It's quite clear that the federal government wants to increase the numbers of immigrants that the country accepts. Traditionally those arguing against taking in more immigrants insist that doing so will have a negative impact on the economy.
Many Americans likely realize that actually putting this thing into effect risks compromising a Constitution that Americans greatly value. The idea of building a wall between Mexico and the United States, while attractive to many Republicans, is surely seen as unrealistic by members of the GOP.
These days you don't hear a great deal of praise for the American melting pot. Perhaps it's because there is a growing realization amongst Americans that historically the melting pot was more virtual than real.
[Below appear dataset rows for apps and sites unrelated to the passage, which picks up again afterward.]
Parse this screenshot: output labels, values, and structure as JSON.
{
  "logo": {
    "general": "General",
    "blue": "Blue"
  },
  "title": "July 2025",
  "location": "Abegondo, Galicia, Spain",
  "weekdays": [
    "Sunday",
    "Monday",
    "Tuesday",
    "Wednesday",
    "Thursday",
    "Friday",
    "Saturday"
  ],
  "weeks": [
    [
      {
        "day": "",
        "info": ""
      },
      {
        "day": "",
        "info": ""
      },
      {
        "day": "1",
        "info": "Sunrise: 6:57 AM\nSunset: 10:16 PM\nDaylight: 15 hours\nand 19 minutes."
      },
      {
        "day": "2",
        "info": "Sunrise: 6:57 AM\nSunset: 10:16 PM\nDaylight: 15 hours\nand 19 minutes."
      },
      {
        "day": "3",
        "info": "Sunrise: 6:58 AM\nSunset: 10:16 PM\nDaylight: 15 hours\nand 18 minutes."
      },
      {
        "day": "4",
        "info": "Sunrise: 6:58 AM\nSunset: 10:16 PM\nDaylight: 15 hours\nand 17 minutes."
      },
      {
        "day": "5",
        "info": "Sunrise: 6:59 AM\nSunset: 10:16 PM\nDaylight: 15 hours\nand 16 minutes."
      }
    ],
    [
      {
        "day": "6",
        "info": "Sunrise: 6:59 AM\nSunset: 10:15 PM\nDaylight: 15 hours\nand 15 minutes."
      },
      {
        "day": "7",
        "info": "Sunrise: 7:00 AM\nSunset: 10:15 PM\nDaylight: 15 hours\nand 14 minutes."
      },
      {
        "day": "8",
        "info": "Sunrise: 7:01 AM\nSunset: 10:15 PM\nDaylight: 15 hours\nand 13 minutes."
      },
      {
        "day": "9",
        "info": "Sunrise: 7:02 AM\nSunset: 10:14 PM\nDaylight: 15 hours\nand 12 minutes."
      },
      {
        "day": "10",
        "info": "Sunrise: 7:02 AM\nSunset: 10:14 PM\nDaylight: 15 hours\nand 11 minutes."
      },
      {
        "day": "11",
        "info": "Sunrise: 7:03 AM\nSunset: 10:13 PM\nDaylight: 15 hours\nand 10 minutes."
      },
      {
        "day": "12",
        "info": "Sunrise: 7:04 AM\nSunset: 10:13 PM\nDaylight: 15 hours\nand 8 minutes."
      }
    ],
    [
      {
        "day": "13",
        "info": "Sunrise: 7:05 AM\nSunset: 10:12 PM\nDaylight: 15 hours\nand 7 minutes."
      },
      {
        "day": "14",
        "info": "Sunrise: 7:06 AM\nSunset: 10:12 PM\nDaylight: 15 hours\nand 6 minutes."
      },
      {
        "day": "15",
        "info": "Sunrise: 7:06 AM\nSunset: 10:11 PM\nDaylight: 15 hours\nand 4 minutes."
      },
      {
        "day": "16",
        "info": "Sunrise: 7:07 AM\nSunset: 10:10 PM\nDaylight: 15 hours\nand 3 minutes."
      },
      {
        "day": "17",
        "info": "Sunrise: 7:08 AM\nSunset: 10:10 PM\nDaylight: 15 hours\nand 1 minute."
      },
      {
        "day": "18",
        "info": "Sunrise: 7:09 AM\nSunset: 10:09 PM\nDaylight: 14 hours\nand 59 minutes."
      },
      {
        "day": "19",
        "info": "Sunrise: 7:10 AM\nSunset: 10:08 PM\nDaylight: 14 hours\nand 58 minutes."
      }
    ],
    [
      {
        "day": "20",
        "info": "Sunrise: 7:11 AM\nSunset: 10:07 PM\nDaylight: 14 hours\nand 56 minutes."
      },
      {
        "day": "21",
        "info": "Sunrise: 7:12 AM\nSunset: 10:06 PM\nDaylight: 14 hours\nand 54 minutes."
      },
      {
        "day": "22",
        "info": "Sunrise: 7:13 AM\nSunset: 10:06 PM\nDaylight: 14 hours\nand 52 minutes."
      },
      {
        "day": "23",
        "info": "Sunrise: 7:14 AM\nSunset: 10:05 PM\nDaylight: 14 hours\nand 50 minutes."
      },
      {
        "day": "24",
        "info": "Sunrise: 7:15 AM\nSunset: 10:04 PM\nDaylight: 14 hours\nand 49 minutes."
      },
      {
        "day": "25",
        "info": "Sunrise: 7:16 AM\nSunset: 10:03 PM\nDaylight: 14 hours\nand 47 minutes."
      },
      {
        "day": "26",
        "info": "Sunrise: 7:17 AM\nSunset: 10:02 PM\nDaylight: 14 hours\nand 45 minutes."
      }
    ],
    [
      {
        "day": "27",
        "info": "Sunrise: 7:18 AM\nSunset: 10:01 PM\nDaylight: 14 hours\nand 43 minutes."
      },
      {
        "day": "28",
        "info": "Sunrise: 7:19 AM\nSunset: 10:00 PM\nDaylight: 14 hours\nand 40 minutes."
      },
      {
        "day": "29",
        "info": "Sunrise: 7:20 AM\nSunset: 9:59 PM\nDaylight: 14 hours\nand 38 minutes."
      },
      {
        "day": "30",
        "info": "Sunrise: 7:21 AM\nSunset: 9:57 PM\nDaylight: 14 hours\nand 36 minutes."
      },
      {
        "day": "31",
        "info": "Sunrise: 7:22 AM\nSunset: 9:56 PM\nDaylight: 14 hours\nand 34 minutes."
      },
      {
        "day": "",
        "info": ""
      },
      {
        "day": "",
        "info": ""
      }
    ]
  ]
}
A frank look at the evolution of the race relations across America's history throws the melting pot idea into question.
Canada does not appear to possess a definitive or authoritative narrative that properly connects when and by whom the country was founded. While surveys reveal that most Canadians believe that 1867 is the founding date of Canada many of those same people think the First Nations are amongst the founding peoples.
On Canadian multiculturalism day the Prime Minister's multicultural message was bang on. Justin Trudeau declared that "Our roots reach out to every corner of the globe. We are from far and wide, and speak over 200 languages. Our national fabric is vibrant and varied, woven together by many cultures and heritages, and underlined by a core value of respect.
The growth in the visible minority population has seemingly changed the nature of the vertical mosaic and the portrait of inequality in Canada. The question that preoccupies researchers is whether the upward mobility experienced by most European origin groups can be replicated by non-European immigrants and their children.
It's never easy to defend politicians that repeatedly utter racist remarks in public. In Canada doing so would likely disqualify someone from holding the highest public office. Currently that does not appear to be the case in the United States.
By virtue of a shared language, religion, skin colour or ethnic background, should we feel compelled to publicly denounce an individual that commits a criminal offence? Is it fair to assume that the absence of such a denunciation implies a tacit endorsement of the offender?
Some observers insist that Canada's multicultural policies encourage newcomers to maintain their attachment to their countries of origin. This in turn makes it difficult for them to establish a proper connection with Canada. Defenders of this view rarely provide supporting empirical evidence.